Cells were maintained in RPMI 1640 medium (Sigma, St. Louis, MA) supplemented with 10% fetal bovine serum (Japan Bioserum, Tokyo), 100 U ml−1 penicillin, and 100 µg ml−1 streptomycin (Invitrogen), at 37°C in a humidified 5% CO2 atmosphere. Cells were transfected with Lipofectamine 2000 according to the manufacturer’s protocol (Invitrogen). Bafilomycin A1 was used at a concentration of 12.5 ng ml−1 (Sigma), and a CASP3 inhibitor, Z-DEVD-FMK, was used at a concentration of 0.5 µM (BioVision, Mountain View, CA). The HIV-1 protease inhibitors nelfinavir (NFV) and saquinavir (SQV) were obtained from the NIH AIDS Research and Reference Reagent Program. To produce VSV-G-pseudotyped LENA, 200 ng pVSV-G (Clontech) and 2 µg pCASP3*-gag-pol or pgag-pol18 were transfected into 293T cells. Non-enveloped LENA was produced using pcDNA3 (Invitrogen) in place of pVSV-G. The LENA preparation was passed through nitrocellulose filters (0.45 µm). Cell viability was scored by the CellTiter 96 Aqueous One Solution Cell Proliferation Assay (Promega). For the transfection of plasmids into SUP-T1 cells, a DEAE-dextran protocol was employed. Five million cells were resuspended in 250 µl of STBS (25 mM TrisCl, pH 7.4, 137 mM NaCl, 5 mM KCl, 0.6 mM Na2HPO4, 0.7 mM CaCl2, and 0.5 mM MgCl2), including 10 µg of plasmid DNA. Cells were mixed with 250 µl of STBS containing 1 mg ml-1 of DEAE-dextran and incubated for 30 min at room temperature (RT). The cells were then incubated with STBS containing 10% DMSO for 2 min at RT and washed with 1 ml HBSS (Invitrogen).
Protein transduction was performed as described previously by incubating approximately 1 × 106 cells with 1 ml LENA-containing culture medium at 37°C3.
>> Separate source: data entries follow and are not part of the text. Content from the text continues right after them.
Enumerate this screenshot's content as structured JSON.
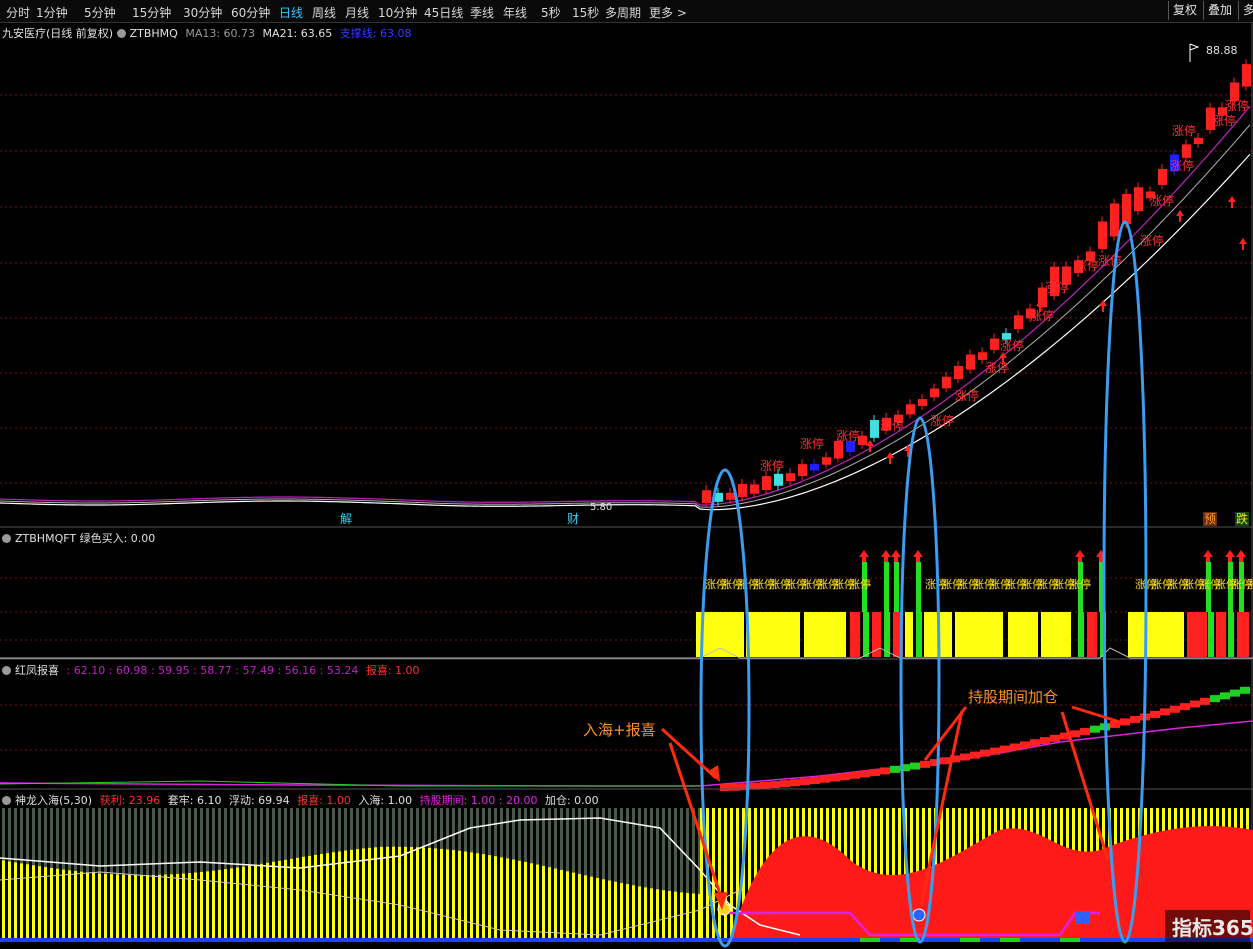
{
  "toolbar": {
    "timeframes": [
      "分时",
      "1分钟",
      "5分钟",
      "15分钟",
      "30分钟",
      "60分钟",
      "日线",
      "周线",
      "月线",
      "10分钟",
      "45日线",
      "季线",
      "年线",
      "5秒",
      "15秒",
      "多周期",
      "更多 >"
    ],
    "active": "日线",
    "buttons": {
      "restore": "复权",
      "overlay": "叠加",
      "more": "多"
    }
  },
  "main_panel": {
    "title": "九安医疗(日线 前复权)",
    "indicator": "ZTBHMQ",
    "ma13_label": "MA13: 60.73",
    "ma21_label": "MA21: 63.65",
    "support_label": "支撑线: 63.08",
    "max_price": "88.88",
    "min_price": "5.80",
    "markers": {
      "jie": "解",
      "cai": "财",
      "yu": "预",
      "die": "跌"
    },
    "zhangting": "涨停"
  },
  "panel2": {
    "title": "ZTBHMQFT 绿色买入: 0.00",
    "label": "涨停"
  },
  "panel3": {
    "title": "红凤报喜",
    "values": ": 62.10 : 60.98 : 59.95 : 58.77 : 57.49 : 56.16 : 53.24",
    "baoxi": "报喜: 1.00",
    "annot1": "入海+报喜",
    "annot2": "持股期间加仓"
  },
  "panel4": {
    "title": "神龙入海(5,30)",
    "huoli": "获利: 23.96",
    "taolao": "套牢: 6.10",
    "fudong": "浮动: 69.94",
    "baoxi": "报喜: 1.00",
    "ruhai": "入海: 1.00",
    "chigu": "持股期间: 1.00 : 20.00",
    "jiacang": "加仓: 0.00"
  },
  "watermark": "指标365",
  "colors": {
    "up": "#ff2020",
    "down": "#2020ff",
    "ma13": "#c020c0",
    "ma21": "#ffffff",
    "grid": "#7a1010",
    "bubble": "#3a9df0",
    "annot": "#ff8a10"
  }
}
The detection of viral gene products by Western blot analysis was performed as described previously19, except that the anti-p24CA monoclonal antibody clone 183-H12-5C and anti-CASP3 p17 subunit polyclonal antibody (Cat. # AB3623, Millipore, Tokyo, Japan) were used. Immunofluorescent analysis was performed as described previously using the same monoclonal antibody18. Signals were detected using an LAS-3000 mini Lumino-Image analyzer operated by the LAS-300mini Image Reader software (ver.2.2, Fuji Film, Tokyo, Japan). The brightness and contrast of the image were adjusted using Adobe Photoshop (ver.7.0, Adobe, Tokyo, Japan).
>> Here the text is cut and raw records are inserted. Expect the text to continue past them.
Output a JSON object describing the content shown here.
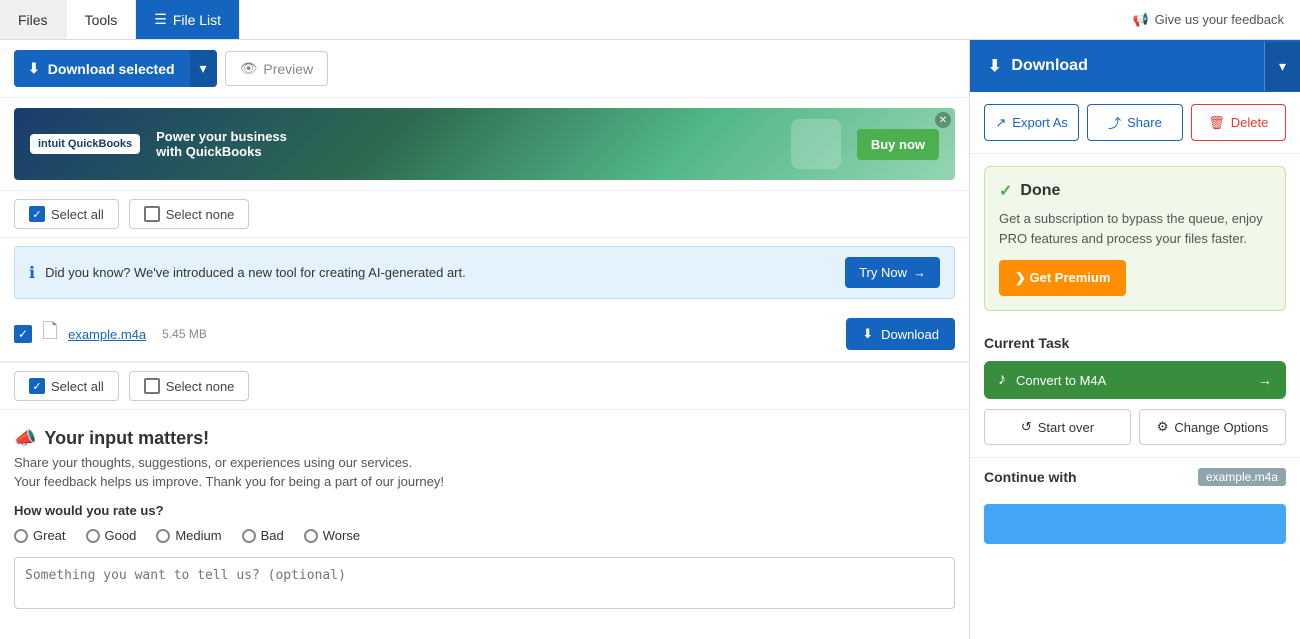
{
  "nav": {
    "files_label": "Files",
    "tools_label": "Tools",
    "filelist_label": "File List",
    "feedback_label": "Give us your feedback"
  },
  "toolbar": {
    "download_selected_label": "Download selected",
    "preview_label": "Preview"
  },
  "select_bar_top": {
    "select_all_label": "Select all",
    "select_none_label": "Select none"
  },
  "info_bar": {
    "text": "Did you know? We've introduced a new tool for creating AI-generated art.",
    "try_now_label": "Try Now"
  },
  "file": {
    "name": "example.m4a",
    "size": "5.45 MB",
    "download_label": "Download"
  },
  "select_bar_bottom": {
    "select_all_label": "Select all",
    "select_none_label": "Select none"
  },
  "feedback": {
    "title": "Your input matters!",
    "megaphone_icon": "📣",
    "subtitle1": "Share your thoughts, suggestions, or experiences using our services.",
    "subtitle2": "Your feedback helps us improve. Thank you for being a part of our journey!",
    "rating_label": "How would you rate us?",
    "options": [
      "Great",
      "Good",
      "Medium",
      "Bad",
      "Worse"
    ],
    "textarea_placeholder": "Something you want to tell us? (optional)"
  },
  "right_panel": {
    "download_label": "Download",
    "export_label": "Export As",
    "share_label": "Share",
    "delete_label": "Delete",
    "done_title": "Done",
    "done_check": "✓",
    "done_text": "Get a subscription to bypass the queue, enjoy PRO features and process your files faster.",
    "premium_label": "❯ Get Premium",
    "current_task_label": "Current Task",
    "task_name": "Convert to M4A",
    "start_over_label": "Start over",
    "change_options_label": "Change Options",
    "continue_label": "Continue with",
    "continue_file": "example.m4a",
    "download_icon": "⬇",
    "music_icon": "♪"
  }
}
Cells were imaged by confocal fluorescence microscopy (LSM510 Meta, Carl Zeiss MicroImaging Inc., Tokyo, Japan). For the imaging of nuclei, multiple focal planes were projected to generate a single image.
Virus production and infection
The HIV-1, lentiviral and MLV vectors used have been described previously9. The pQcXIP was used as a control for pQcCASP3*.
Detection of CASP3 enzymatic activity
The substrate for the CASP3 enzyme assay was purchased from Promega (Caspase-Glo 3/7 Assay System, Promega, Madison, WI). Luciferase activity was measured using the Steady-Glo Luciferase Assay system (Promega). Luminescence was detected using a VeritasTM Microplate Luminometer (Promega).
Annexin V apoptosis assay
Cells were analyzed by flow cytometry using the Vybrant Apoptosis Assay kit (Invitrogen).
Enzyme-Linked Immunosorbent Assay (ELISA)
A p24 ELISA was conducted according to the manufacturer’s protocol (Zeptometrics, Buffalo, NY). To measure cellular p24, transfected 293T cells were washed once with PBS, lysed in 500 µl buffer A (described above) for 30 min, and then subjected to the ELISA.
This work was supported by the Japan Health Science Foundation, the Japanese Ministry of Health, Labor, and Welfare (H18-AIDS-W-003 to JK), and the Japanese Ministry of Education, Culture, Sports, Science and Technology (18689014 and 18659136 to JK).